Anders: This contains some weird, red meat bricks and I can’t seem to discover what kind of animal that gave up its body. It looks like Yotchan is pulling something... an octopus arm? A cow tongue? A horse penis? (well, they ARE long and red if you wonder)
Yoko: Oh my god! It's the cap again, but this time, it's more like a Smurf hat and he's got a matching white body suit. My Japanese husband enlightens me on the fact that this type is the "Original Yotchan" and that all Yotchan products are (supposedly) made out of squid. (Anders, it would have been nice if this was horse penis). I do have a soft spot for this guy because we share the same nickname – one of my ex-coworkers back in Japan dubbed me Yotchan the first week I was there.
Anders: This bag depicts a happy octopus with the cutest eyes that just escaped a deep sea urn relic, now on its way into the world, full of dreams and hopes. Too bad that danger lurks in the shape of you when you rip open this bag and eat up the poor thing. I’m not sure what the little red man is doing here. Warning the octopus of the impending horror? Pointing the consumer to the food source?
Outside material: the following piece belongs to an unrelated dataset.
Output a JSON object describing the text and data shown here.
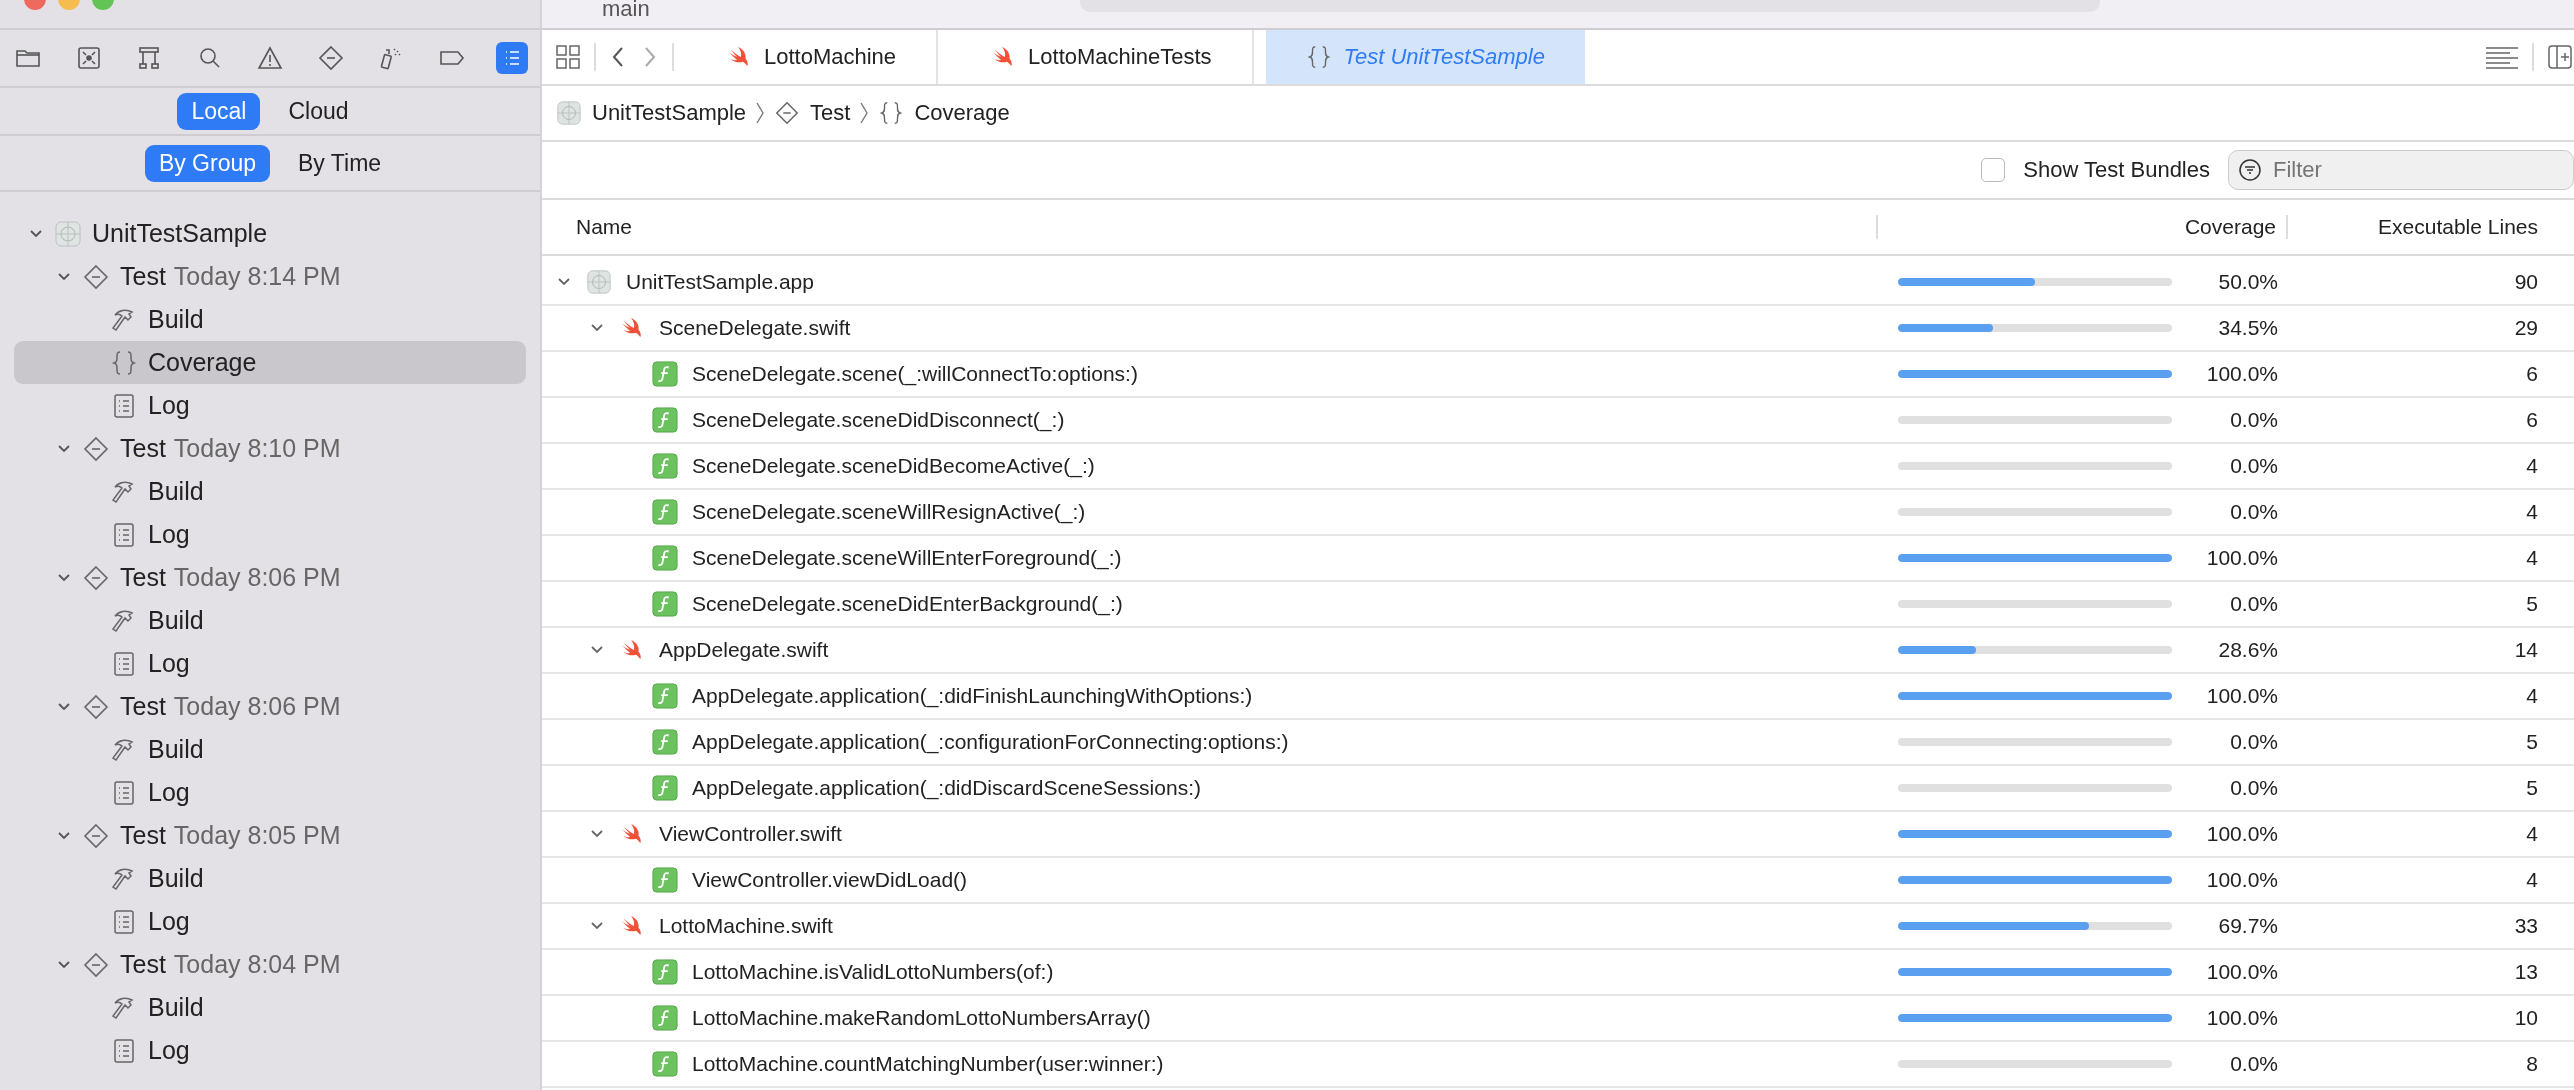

Yoko: Just to reassure you that those cute eyes don't fool you into thinking that this creature is actually real, they include the black fine print on the bottom of the package that asserts "This is a simulated image." The clay pot in the background baffles me – is it covering the octopus in vinegar? I also like how there's a personified octopus on the left side of the main octopus in overalls. It seems like he's pointing to the actual product that peaks through the circular transparent window of the package.
Anders: Phew, I’m so glad I didn’t have to eat these. But on a wild guess they would probably taste dry, salty, kinda slimey and very old. Not what I consider a fine couch companion when watching my new Daria DVD box-set.
The candy situation is improving in Japan however. As the Western influence washes over the island kingdom with its healthy gifts of XXL sized junkfood servings, Starbucks quality coffee and of course, Lady Gaga, the selection of Western but also Japanese produced candy is growing. Here’s to more adventures in the Japanese sugar section.
*Anders is based in Copenhagen where he draws kids books and refuses to cook unless he has guests.